I put a question mark in the title, as there's still some uncertainty about how much mayhem there'll be. That being said, the ingredients are more or less coming together for a severe weather outbreak on Christmas Day in Louisiana, Mississippi, Alabama and the Florida panhandle.
Moisture, instability, shear and trigger will all be there, and I've got the corresponding maps below. But to summarize: dewpoints will be in the mid to upper teens; MLCAPE will be in excess of 1000 and, in some cases, 2000 J/kg; shear will be plentiful, with deep shear around 50 knots and 0-1 km shear around 30; the triggers will be numerous, including likely seabreeze interactions as well as a cold front.
So, what could happen?
Scenario 1) the warm sector lights up with tornadic supercells
Scenario 2) the warm sector is clagged in with low cloud and fog, eliminating any severe weather threat
Scenario 3) the warm sector is capped, leading to only cold front convection
Scenario 1 seems to be fairly likely right now, although there may be so many storms that they destructively interfere with one another. Scenario 2 looks unlikely, as for that to happen you need to have a strong inversion due to really warm air aloft (~850 mb) to trap things, and that's not currently forecast. Scenario 3 also looks unlikely, as there's little cap to speak of forecast.
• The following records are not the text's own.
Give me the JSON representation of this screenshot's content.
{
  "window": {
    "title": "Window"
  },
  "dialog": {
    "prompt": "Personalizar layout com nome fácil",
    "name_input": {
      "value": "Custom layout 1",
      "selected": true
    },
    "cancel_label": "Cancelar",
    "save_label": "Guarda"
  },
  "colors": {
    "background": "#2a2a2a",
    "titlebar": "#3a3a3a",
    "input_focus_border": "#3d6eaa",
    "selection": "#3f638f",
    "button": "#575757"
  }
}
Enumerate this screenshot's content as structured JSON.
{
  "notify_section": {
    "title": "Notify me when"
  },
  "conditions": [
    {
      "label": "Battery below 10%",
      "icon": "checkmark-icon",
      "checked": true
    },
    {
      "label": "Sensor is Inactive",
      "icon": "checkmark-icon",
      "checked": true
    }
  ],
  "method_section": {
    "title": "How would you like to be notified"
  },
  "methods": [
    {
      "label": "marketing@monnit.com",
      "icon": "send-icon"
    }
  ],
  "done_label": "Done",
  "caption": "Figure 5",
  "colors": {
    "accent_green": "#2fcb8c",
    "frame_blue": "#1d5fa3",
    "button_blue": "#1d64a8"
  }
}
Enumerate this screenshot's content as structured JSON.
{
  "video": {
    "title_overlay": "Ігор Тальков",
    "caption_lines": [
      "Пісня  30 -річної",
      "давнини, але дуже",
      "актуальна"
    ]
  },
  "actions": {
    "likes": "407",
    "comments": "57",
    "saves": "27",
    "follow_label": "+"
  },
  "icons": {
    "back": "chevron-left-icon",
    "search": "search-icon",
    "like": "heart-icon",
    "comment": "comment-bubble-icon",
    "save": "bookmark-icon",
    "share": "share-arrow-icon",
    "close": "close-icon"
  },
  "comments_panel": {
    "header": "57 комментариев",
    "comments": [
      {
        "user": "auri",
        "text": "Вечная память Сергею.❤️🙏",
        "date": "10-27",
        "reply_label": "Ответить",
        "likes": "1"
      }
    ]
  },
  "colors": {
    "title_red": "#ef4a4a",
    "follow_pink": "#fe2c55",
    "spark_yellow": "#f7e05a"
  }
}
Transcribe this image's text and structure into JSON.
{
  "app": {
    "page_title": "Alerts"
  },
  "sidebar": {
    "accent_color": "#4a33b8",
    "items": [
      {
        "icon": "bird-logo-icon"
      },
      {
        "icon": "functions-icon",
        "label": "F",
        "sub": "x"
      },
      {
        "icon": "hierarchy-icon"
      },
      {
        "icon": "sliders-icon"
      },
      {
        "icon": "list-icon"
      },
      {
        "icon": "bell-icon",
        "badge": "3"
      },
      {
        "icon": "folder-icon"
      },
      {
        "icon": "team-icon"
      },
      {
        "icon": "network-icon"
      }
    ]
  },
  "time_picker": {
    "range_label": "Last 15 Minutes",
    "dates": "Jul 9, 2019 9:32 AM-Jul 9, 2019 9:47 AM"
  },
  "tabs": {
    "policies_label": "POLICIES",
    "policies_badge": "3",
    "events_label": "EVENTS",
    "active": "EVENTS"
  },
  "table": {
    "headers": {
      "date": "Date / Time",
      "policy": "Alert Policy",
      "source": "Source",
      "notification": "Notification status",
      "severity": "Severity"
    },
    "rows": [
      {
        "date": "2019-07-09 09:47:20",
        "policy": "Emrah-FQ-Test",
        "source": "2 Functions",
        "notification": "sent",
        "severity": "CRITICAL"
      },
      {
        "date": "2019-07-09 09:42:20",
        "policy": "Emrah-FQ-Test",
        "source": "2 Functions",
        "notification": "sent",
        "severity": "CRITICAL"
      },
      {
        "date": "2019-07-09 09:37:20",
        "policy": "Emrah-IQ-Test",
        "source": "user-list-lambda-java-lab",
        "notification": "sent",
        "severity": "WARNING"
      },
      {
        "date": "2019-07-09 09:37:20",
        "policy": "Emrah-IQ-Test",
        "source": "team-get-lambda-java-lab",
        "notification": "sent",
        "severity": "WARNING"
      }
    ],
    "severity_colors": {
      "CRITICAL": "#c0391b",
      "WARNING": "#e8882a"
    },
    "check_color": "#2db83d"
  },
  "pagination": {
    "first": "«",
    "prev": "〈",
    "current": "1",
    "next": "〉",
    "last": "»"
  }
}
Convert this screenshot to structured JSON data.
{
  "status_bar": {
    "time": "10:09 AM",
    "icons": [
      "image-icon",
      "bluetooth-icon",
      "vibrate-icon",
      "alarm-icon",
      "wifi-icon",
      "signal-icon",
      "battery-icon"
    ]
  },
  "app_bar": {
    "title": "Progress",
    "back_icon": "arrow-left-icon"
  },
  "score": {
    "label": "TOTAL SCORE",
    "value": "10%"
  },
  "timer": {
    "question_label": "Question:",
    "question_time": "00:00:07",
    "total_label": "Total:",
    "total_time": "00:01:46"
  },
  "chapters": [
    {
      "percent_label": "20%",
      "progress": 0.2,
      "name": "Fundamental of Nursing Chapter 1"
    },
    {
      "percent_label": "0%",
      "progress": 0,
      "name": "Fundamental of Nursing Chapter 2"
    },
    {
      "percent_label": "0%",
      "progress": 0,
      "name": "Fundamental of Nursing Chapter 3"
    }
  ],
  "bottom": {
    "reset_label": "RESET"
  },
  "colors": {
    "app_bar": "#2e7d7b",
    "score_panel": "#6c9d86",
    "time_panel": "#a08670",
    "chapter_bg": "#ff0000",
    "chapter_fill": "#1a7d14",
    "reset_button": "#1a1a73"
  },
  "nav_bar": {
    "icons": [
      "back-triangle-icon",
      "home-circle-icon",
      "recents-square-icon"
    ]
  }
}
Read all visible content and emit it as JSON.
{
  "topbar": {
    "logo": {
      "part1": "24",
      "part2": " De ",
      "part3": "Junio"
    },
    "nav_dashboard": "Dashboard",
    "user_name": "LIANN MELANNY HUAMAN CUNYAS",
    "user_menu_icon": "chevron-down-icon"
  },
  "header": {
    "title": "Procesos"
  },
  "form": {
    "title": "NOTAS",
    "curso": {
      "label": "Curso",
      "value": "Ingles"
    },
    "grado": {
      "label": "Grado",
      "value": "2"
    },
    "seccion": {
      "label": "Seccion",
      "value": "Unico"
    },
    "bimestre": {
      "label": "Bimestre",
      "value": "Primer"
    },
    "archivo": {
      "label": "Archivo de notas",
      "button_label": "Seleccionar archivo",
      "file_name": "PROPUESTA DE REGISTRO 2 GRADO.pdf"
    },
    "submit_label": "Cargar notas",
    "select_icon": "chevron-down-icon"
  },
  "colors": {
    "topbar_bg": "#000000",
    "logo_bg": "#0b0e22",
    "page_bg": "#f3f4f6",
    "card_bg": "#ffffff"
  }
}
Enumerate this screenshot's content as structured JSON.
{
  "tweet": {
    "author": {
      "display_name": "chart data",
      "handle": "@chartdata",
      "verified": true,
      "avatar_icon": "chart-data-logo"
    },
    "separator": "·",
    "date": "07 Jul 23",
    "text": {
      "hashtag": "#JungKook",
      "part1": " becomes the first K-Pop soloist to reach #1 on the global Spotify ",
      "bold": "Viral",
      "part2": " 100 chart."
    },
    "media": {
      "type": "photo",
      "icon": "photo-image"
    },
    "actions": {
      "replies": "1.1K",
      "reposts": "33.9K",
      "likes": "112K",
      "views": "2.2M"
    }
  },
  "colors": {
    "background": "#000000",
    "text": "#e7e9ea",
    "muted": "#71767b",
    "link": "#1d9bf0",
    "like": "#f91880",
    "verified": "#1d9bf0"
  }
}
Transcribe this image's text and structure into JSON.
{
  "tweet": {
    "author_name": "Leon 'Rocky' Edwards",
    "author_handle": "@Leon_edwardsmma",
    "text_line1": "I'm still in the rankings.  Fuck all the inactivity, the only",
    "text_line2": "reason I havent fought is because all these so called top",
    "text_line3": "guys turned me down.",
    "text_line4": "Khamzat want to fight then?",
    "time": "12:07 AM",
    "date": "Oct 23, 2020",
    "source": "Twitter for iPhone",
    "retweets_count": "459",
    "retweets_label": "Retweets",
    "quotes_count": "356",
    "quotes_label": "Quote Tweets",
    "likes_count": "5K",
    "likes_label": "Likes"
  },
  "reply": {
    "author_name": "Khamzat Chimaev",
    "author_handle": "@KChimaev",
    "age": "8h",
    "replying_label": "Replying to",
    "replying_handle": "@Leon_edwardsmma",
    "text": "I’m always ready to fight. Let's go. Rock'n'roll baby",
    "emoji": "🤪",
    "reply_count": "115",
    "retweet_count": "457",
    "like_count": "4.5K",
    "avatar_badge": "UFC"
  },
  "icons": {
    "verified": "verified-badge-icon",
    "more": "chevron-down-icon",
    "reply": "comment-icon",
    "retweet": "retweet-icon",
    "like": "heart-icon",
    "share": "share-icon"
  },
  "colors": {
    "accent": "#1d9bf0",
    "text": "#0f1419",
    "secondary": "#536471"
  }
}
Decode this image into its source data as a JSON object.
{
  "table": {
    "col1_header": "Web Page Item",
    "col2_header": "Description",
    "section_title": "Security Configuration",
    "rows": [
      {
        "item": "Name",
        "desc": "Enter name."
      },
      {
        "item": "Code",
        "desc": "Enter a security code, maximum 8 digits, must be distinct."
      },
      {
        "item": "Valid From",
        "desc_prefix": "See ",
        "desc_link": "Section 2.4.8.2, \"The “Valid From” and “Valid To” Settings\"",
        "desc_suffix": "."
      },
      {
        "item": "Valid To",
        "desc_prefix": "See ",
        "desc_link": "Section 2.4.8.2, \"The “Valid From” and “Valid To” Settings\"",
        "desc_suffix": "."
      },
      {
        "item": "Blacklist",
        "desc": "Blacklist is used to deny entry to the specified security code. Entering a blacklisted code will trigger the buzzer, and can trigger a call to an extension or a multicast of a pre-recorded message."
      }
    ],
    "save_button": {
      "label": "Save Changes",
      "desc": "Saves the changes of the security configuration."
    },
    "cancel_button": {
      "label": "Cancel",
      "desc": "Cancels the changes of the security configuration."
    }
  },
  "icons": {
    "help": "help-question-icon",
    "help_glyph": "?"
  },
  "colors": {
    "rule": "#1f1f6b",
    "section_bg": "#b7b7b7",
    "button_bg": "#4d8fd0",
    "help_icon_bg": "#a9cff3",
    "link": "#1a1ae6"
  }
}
The most favourable juxtaposition of instability and shear looks to be from about central Louisiana to western Mississippi, with a second area in southern Alabama. That being said, it appears that the strength of tornadoes may be somewhat mitigated because of what the forecast soundings in the warm sector are showing: modest, at most, low-level instability, usually necessary for strong low-level vertical motion. As well, low-level turning of the winds isn't tremendous, albeit adequate for tornadic supercells. If winds can back locally, though, then that'll increase the helicity a lot.
The place where forecast soundings do show stronger low-level instability is in western Louisiana, that being along the cold front. So if the cold front isn't too aggressive and surface winds can stay backed, the area of strongest storms and highest tornado chances would be here.
Last two things about these storms: they are going to have low cloud bases. As in almost at the ground. So any storms that do form will make it very dark, almost impossible to see what's coming. Second, a lot of these storms could go well after nightfall. If, indeed, they do contain tornadoes, this would be the most dangerous time--tornadoes at night are that much more dangerous.
I hope people keep an eye on the weather on the Gulf Coast on Christmas Day.